Shifting Memory

Published March 08, 2018

For this midterm project, I wanted to capture how memory can shift over time. As specific details fade, essential emotional and sensory elements are heightened and reinforced through our repeated experience of that memory. In short, we are not objective observers to our own life, but distort the past through the lenses of our present understanding and all of our past understandings. Can we remember something without distorting it? Can we trust that any of the memories we hold closest (that we remember often) will remain the same over time? These are the questions I was interested in exploring for this midterm project, and I chose to focus on one of my memories from Summer, 2012.

I took the train from Mostar in Bosnia and Herzegovina to visit Sarajevo during their film festival. The specifics of that ride are quite clear – my confusion buying tickets in Mostar, the open windows from the aisle running down one side of the train car, and the series of incredible valleys we passed, punctuated by tunnels directly through mountains – but as I remember it, I often picture the trip from a bird’s eye view. I can recall the interior of the train, but my memory as a whole has shifted to this imagined 3rd person overview of the experience.

My idea for converting this process of shifting memory into a three-part virtual reality experience was to present the literal experience first, and shift it in two steps toward my altered, disembodied memory. Below are some screenshots from my Unity project.


Act I included train and wind noise to ground this part in reality.

Act II added a guitar at a distance and changed the camera 'bloom' script to add an etherial, otherworldly feel.

Act III placed the user up on a hilltop to approach a bird's eye view.

Act III at night.

Notes from user testing in class:

  • could further consider how camera placement affects feelings of embodiment within the experience.
  • users appreciated seeing the train in all three parts of the experience.
  • users had little sense of being the same person in each part.

Next steps:

I would like to go further with both the realism in the first act, and the abstraction in the latter ones. All three acts currently feel very much a part of the same world, albeit from slightly altered perspectives. Having already set up a specific, grounded reality in the first act, I believe the second and third acts could progressively strip away many of those aspects of reality that aren’t considered in memory. In both dreams and memory, our expectations and wealth of experience allow us to fill in missing details. In remembering a Summer day, for instance, we may fill in the details of the blue sky and white clouds from our previous experience, without regard for the lost details of the sky on that particular day.

In creating an intentional analog of this process in virtual reality, I believe removing details entirely would allow the user to fill in gaps from the previous acts. I could imagine a version of this experience which, over the course of several acts, removes almost all detail from the scene until only a train remains, or the sound of a river at a distance, or the feeling of wind on your face (though not within the affordances of the VR headset…) In such a version, those elements which remain the same would take on a greater importance, as touchstones of familiarity to the user.

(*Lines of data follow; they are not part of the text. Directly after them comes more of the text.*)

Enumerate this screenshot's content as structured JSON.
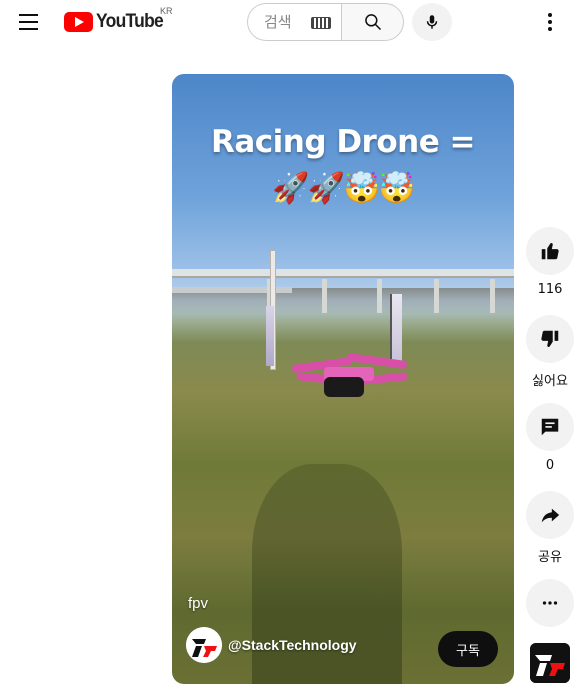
{
  "header": {
    "logo_text": "YouTube",
    "country_code": "KR",
    "search_placeholder": "검색",
    "icons": [
      "menu-icon",
      "youtube-logo-icon",
      "keyboard-icon",
      "search-icon",
      "microphone-icon",
      "more-vert-icon"
    ]
  },
  "video": {
    "overlay_title": "Racing Drone =",
    "overlay_emojis": "🚀🚀🤯🤯",
    "caption": "fpv",
    "channel_handle": "@StackTechnology",
    "subscribe_label": "구독"
  },
  "actions": {
    "like_count": "116",
    "dislike_label": "싫어요",
    "comment_count": "0",
    "share_label": "공유"
  },
  "colors": {
    "brand_red": "#ff0000",
    "action_bg": "#f2f2f2",
    "subscribe_bg": "#0f0f0f"
  }
}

Perhaps the one element to survive the progressive culling of details would be the rhythm of the train, with each act starting and ending with a train leaving and entering tunnels.